Data records for software interfaces:
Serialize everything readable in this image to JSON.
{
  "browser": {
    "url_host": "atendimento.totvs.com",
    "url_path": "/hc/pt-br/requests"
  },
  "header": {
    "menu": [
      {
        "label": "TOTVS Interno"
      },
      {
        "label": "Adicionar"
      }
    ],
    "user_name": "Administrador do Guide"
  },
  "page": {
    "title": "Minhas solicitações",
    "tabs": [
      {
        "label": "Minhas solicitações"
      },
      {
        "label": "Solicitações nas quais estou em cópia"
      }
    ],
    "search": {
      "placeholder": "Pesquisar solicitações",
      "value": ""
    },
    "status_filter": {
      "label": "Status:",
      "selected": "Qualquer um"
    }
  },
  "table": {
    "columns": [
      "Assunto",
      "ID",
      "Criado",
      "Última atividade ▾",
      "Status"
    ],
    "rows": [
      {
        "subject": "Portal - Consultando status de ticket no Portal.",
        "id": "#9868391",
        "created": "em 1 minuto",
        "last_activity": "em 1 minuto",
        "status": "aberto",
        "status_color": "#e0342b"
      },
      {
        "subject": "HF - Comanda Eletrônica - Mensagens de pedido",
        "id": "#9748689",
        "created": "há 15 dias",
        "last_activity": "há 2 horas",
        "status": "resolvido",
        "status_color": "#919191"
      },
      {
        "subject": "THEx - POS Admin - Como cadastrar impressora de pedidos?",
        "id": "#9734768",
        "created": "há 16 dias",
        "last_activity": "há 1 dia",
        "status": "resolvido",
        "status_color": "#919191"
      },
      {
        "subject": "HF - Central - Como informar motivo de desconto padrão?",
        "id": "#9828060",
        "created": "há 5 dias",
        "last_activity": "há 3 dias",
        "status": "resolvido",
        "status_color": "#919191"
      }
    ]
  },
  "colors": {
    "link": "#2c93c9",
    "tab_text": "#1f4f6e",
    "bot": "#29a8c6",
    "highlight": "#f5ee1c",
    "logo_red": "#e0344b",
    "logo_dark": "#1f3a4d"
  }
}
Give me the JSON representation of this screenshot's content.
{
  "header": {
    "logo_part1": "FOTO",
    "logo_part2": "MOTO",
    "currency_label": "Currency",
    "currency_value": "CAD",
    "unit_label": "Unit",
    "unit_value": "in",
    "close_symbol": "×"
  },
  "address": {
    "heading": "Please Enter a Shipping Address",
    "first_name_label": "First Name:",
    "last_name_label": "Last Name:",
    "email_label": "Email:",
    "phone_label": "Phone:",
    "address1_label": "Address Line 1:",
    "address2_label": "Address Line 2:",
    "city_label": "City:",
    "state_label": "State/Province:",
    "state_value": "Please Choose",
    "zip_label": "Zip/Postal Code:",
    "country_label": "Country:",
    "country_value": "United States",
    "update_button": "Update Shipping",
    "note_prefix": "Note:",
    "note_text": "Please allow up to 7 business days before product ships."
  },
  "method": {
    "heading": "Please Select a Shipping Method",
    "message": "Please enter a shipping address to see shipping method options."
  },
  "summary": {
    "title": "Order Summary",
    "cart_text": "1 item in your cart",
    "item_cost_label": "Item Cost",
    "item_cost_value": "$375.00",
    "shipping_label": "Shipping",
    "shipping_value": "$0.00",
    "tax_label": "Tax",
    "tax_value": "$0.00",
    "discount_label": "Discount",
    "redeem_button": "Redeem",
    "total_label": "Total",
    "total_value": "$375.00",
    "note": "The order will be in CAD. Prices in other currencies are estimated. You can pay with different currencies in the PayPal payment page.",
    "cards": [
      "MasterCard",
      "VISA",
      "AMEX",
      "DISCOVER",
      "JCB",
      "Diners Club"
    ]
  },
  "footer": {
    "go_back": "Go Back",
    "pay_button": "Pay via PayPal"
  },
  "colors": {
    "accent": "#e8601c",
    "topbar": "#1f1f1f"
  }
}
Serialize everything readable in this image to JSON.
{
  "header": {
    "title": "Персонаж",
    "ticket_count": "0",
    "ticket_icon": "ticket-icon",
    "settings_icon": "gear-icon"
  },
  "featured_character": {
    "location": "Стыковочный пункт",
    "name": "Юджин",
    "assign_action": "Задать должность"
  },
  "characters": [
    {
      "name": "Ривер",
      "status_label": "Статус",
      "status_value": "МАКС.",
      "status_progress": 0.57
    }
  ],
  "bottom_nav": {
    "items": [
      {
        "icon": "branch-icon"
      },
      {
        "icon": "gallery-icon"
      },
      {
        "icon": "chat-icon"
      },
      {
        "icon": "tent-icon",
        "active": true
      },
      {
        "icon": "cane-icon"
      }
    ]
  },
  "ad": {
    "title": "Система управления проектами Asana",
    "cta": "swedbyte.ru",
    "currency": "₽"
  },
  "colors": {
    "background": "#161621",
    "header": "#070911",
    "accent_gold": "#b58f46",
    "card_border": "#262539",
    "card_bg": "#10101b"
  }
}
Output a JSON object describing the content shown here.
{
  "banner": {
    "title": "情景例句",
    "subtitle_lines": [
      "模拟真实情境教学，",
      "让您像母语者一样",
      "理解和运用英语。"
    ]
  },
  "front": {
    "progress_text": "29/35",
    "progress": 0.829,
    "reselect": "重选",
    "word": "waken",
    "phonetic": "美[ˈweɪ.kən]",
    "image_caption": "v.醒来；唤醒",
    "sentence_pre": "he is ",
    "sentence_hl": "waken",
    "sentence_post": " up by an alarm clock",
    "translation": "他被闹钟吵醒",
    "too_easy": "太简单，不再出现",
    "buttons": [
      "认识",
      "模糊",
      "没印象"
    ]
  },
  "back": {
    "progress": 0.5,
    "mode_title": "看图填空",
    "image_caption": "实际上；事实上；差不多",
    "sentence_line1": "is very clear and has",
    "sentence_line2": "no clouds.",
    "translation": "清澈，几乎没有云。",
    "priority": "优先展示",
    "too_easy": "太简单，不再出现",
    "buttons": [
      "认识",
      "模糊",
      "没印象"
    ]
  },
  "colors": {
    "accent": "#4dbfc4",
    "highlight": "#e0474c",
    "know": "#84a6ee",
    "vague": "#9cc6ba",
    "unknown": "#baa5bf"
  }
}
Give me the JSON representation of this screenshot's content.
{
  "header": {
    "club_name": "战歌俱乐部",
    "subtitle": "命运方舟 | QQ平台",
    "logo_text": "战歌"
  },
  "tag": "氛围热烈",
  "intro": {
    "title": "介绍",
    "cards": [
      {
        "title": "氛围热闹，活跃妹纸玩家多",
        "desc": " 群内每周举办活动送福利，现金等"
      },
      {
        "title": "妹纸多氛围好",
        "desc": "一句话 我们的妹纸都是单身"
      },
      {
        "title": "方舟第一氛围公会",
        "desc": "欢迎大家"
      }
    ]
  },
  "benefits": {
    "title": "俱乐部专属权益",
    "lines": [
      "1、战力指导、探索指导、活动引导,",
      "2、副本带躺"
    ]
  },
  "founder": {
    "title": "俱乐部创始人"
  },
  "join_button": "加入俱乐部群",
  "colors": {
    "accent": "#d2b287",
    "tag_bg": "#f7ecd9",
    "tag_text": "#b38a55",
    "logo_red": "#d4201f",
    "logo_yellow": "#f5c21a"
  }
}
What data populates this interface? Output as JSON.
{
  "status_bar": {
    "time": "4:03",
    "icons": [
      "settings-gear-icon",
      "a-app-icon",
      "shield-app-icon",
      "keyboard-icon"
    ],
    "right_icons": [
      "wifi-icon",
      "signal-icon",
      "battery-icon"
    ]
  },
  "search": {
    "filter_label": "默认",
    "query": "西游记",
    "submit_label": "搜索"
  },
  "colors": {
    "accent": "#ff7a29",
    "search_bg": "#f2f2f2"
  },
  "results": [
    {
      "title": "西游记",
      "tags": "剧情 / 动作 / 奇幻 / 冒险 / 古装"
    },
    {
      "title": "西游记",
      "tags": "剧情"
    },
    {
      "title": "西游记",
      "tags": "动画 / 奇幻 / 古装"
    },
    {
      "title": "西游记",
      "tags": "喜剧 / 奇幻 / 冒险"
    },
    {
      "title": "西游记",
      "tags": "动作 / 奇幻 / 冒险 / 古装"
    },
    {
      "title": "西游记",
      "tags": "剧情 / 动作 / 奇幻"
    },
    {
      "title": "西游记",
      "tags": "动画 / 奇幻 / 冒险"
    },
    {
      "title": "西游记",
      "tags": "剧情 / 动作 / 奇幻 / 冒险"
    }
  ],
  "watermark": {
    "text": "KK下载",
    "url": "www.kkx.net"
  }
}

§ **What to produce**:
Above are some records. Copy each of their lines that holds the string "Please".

§ **Response to the task**:
    "heading": "Please Enter a Shipping Address",
    "state_value": "Please Choose",
    "note_text": "Please allow up to 7 business days before product ships."
    "heading": "Please Select a Shipping Method",
    "message": "Please enter a shipping address to see shipping method options."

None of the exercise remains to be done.